Finally, even if the Gregorys had defaulted on their contractual obligations, the contract did not contain a provision for automatic forfeiture of the earnest money to the non-defaulting party.  The contract merely provided that "in the event of any controversy or disagreement concerning said earnest money, Escrow Agent shall be entitled to refrain from any and all action until both Buyer and Seller agree in writing to the satisfaction of the Escrow Agent as to the disposition of the earnest money . . . ."  Because there was no forfeiture clause, the Gregorys were entitled to a refund of their earnest money regardless of the reasons why the contract fell through.  See 92A C.J.S. Vendor and Purchaser § 646 ("On the failure of negotiations for a sale of land, the purchaser may recover a deposit made by him or her if there is no provision for forfeiture."). 

Accordingly, the decision of the circuit court is


PIEPER and GEATHERS, JJ., and CURETON, A.J., concur.

[1] We decide this case without oral argument pursuant to Rule 215, SCACR.

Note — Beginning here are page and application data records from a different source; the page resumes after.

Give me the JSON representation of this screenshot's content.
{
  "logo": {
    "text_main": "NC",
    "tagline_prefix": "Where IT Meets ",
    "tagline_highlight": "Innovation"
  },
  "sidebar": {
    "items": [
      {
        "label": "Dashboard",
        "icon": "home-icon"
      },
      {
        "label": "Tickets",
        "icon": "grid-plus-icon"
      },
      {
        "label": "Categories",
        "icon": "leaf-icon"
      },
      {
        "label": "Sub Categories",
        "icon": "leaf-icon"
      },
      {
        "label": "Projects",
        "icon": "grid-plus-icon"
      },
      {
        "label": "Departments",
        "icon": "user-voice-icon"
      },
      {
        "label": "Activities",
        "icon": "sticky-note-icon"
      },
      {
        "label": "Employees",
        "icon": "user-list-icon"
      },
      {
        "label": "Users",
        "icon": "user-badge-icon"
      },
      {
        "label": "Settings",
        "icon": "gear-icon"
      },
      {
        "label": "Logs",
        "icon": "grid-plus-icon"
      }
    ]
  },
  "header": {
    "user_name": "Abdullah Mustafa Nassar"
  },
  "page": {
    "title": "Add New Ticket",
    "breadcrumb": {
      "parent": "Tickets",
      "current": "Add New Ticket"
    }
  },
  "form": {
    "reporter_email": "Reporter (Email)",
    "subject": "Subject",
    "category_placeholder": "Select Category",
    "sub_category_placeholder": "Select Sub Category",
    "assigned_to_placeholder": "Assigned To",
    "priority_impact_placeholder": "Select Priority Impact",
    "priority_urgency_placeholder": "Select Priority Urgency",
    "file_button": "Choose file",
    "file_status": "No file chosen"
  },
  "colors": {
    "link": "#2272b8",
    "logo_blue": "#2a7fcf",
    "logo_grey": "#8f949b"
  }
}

[2] Tayloe and Martin submit the Gregorys' current argument is unpreserved for appeal.  We disagree, and find this issue is preserved pursuant to Bartles v. Livingston, 282 S.C. 448, 464, 319 S.E.2d 707, 716 (Ct. App. 1984) ("The standard which guides [an appellate court] is whether, despite the improperly framed exception, the issue sought to be raised is reasonably clear to [the appellate court] and the adverse party.").